Night of the planters

Navtej Sarna

THE incredibly green plain of Kerala begins to give gradual way to the rising Western Ghats. To an eye accustomed to the yellow-brown sunbaked plains of the North, the vernal variety of Kerala comes as a revelation. Shades of green interweave in magical jigsaws, enclosing backwaters in silent, shadowy lagoons.

The ubiquitous coconut which rules the coastal plain end pervades almost every aspect of life gets scarce and finally disappears. Teak and rubber begin to dot the hills. Coffee, cardamom and tea spread over the low rolling landscape. This is Maugham country, the land of planters and plantations.

Darkness falls, enforcing pensive silences and patience-we shall have to wait for tomorrow to see the splendour of a tea estate in the sun. Meanwhile, the generous hospitality of the planters beckons. Tonight we go calling.

We marvel at the ingenuity of our first host. His white, fairyland cottage stands prominently on a tremendous black rock.
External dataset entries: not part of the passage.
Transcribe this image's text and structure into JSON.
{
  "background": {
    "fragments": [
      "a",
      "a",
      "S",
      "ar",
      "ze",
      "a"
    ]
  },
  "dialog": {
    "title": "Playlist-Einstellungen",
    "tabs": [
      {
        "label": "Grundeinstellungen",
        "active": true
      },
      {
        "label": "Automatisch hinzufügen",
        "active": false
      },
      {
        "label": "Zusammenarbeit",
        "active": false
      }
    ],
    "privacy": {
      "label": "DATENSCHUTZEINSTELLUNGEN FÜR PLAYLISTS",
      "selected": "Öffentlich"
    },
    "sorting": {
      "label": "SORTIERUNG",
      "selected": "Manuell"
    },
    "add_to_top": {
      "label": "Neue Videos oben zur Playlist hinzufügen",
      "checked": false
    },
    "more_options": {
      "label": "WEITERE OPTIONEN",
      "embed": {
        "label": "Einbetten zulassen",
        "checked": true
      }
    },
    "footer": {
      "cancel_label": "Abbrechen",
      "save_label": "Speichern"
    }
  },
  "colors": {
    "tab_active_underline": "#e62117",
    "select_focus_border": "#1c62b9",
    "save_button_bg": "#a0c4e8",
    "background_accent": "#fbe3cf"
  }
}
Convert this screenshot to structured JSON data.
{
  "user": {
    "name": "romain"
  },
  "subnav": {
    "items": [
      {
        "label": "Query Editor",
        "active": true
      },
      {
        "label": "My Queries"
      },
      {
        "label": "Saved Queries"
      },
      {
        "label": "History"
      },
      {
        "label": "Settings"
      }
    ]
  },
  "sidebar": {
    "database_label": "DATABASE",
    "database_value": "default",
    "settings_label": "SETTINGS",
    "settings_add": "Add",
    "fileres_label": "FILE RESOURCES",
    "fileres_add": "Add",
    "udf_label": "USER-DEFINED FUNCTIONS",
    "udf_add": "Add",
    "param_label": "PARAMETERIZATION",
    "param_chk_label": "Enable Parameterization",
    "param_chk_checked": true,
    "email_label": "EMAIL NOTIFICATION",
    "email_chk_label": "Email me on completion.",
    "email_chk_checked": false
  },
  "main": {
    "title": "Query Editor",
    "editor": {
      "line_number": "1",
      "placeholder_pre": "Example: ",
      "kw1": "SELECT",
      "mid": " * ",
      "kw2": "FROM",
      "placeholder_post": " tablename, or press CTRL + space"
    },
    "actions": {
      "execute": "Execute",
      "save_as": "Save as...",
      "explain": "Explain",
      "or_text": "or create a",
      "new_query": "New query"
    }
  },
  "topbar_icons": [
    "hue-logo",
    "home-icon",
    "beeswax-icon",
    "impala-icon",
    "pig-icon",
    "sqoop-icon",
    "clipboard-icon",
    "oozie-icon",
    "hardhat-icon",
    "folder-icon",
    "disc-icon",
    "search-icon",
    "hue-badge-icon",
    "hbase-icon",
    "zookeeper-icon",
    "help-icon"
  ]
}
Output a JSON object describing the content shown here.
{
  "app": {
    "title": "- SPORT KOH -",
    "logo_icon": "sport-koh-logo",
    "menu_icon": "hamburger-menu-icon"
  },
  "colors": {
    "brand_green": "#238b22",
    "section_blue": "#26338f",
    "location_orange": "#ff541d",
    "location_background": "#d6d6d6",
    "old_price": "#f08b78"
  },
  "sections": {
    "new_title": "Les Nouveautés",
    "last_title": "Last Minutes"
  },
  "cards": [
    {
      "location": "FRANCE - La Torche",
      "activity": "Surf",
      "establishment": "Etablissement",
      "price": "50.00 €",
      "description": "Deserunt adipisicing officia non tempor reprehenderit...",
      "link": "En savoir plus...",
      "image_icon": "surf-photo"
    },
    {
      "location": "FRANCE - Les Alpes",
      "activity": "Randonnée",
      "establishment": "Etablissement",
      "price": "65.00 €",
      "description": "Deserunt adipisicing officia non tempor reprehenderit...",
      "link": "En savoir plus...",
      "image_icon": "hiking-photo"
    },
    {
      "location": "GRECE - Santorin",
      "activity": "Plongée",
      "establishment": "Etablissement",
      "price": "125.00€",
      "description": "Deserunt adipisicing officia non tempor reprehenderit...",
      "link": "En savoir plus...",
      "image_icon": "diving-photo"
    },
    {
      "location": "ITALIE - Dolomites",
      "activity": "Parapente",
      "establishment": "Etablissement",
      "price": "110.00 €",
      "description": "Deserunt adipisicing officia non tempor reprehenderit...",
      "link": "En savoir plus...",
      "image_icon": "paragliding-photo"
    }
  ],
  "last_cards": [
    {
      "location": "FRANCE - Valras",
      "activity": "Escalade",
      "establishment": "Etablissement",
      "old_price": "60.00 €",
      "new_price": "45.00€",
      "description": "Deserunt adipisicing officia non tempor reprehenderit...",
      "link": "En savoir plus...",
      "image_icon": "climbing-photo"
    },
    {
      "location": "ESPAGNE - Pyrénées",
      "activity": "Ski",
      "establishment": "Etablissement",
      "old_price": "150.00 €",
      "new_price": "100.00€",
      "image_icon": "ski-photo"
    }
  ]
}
It is of nature and in nature. Sitting in the verandah, one can feel the tang of the forest in the night.

Long years of lonely life have forged strong bonds of distant companionship across the hills. Dinner, we are told is next door and next door is ten kilometers away. We walk into a stranger’s house and are not treated as strangers. It is open house and the music from his palatial drawing room forms a zone of throbbing life in the somber silences brooding low over the estates. The host is all smiles-even princely prosperity can do with a break in long days of virtual solitude.

The piece de resistance is served up in the form of a long drive through the estates. The headlights of the jeep pierce the night, tentatively lifting the dark veil from the face of nocturnal nature. Then suddenly scurrying away as if not meaning to sound like an unwelcome intruder.

Crickets call and the hibiscus growing along the path sways on to the windscreen, An animal crashes into the undergrowth, signaling in strong protest that the night is his by right. Unheeding we drive on into the early hours of the morning, doggedly pushing away the insistent heaviness of a scorned sleep. Then the ultimate return to the lone light on the hill and a welcome bed.

In the morning sun, the place holds no dark secrets. It is friendliness itself. The planters’ bungalows stand in imperial splendour amidst the inevitable green. Each tea bush can be seen- separate, firm and proud. The scene ensconced in its traditions and travels its loneliness and strange companionship is suspended in time and rolls away into space.